coronary arteries survive long-term, and the superiority of this
treatment is sustained over time.
They report in the June 7 issue of
the Journal of the American Medical Association that with
invasive treatment 33% of hospitalized heart attack patients with
cardiac shock were alive six years later. By comparison, only 20% of
shock patients who were treated initially with medications and a
device to support the circulation called an intra-aortic balloon
pump (IABP) survived long-term.
“This well conducted study clearly
shows that treating the sickest heart attack patients early and
aggressively provides a survival benefit that is sustained years
after treatment,” says Elizabeth G. Nabel, M.D., Director of the
National Heart, Lung, and Blood Institute. “These results should
guide physicians to consider emergency revascularization for patents
with cardiogenic shock complicating heart attack,” says Dr. Nabel.
“Our study shows a significant
survival benefit that is sustained up to 11 years. This benefit
extends even to selected patients over the age of 75,” says Dr.
Hochman, Clinical Chief of the Leon H. Charney Division of
Cardiology and Director of Cardiovascular Clinical Research at New
York University School of Medicine. “Patients can do very well and
clearly benefit from this therapy, but many doctors are reluctant to

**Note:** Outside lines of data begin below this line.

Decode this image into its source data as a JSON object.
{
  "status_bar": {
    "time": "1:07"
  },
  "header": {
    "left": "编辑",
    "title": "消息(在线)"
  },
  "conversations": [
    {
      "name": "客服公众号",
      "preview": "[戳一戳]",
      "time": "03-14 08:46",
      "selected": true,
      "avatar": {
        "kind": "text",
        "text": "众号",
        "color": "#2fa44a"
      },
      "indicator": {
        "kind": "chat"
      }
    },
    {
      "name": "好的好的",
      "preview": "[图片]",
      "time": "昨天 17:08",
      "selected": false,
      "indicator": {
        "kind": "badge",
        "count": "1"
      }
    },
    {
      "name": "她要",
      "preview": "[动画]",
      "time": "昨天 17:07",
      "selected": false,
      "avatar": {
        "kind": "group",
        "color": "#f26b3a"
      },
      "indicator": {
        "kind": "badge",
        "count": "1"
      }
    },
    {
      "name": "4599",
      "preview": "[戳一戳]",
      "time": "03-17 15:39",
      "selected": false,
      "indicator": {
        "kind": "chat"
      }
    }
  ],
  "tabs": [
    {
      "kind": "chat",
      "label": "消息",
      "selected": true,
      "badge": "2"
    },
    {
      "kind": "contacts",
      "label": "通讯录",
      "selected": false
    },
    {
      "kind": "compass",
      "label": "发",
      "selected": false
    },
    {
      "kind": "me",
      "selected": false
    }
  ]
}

treat shock patients aggressively because they are the sickest of
the sick and the death rate is so high,” says Dr. Hochman, who is
also the Harold Snyder Family Professor of Cardiology at NYU School
Another problem is that many shock
patients need to be put into an ambulance and transferred to
tertiary care centers where they can receive appropriate care.
Doctors usually have to accompany these patients to another
hospital, and Dr. Hochman says “there is a lot of legitimate fear
about putting very sick patients in an ambulance.” Tertiary care
hospitals provide specialized services such as catheterization labs
where angioplasty, which involves threading a catheter-tipped
balloon to the site of a blockage in a coronary artery, is
Only about 60 percent of shock
patients younger than 75 received the more aggressive treatment in
tertiary care centers in 2004, according to a previous study by Dr
Hochman and colleagues. And only 38 percent of patients with shock
were transferred to such centers from 1998 to 2001.
The latest report from Dr.
Hochman’s group stems from an international trial funded by the
National Heart, Lung, and Blood Institute called SHOCK, which
enrolled 302 patients between 1993 and 1998 at 29 tertiary care
centers. All patients were initially treated with medications and
IABP to support the circulation and half received immediate
angioplasty or bypass surgery. Patients in the medications arm of
the trial could undergo angioplasty or bypass surgery at least two
days later. One year after treatment, 47 percent of the patients who
received the invasive treatments immediately were alive compared to
34 percent of those in the medications group.
Dr. Hochman hopes that more
patients with cardiogenic shock will be treated aggressively and she
sees some progress. In January the New York State Department of
Health began a two-year experiment in which heart attack patients
with severe shock would be analyzed separately from the public
Already Dr. Hochman says that she
has heard from colleagues that more cardiogenic shock patients are
undergoing angioplasty and surgery in New York because physicians
aren’t worried about raising their publicly reported surgical and
angioplasty mortality rates due to treating many shock patients.
The change was in response to a
number of publications that suggested bias by New York physicians
against doing invasive procedures in these highest risk patients.
One study by Dr. Hochman and colleagues from Albert Einstein College
of Medicine and New England Research Institutes showed that shock
patients in New York were less likely than patients in other states
to be treated aggressively, presumably because of public reporting
requirements. The study’s findings were reported at a meeting last
year of the American Heart Association.
Research is underway to find new
treatments for cardiogenic shock. Dr. Hochman is leading a trial to
determine whether a compound called nitric oxide synthase inhibitor
can help shock patients by targeting excess nitric oxide production.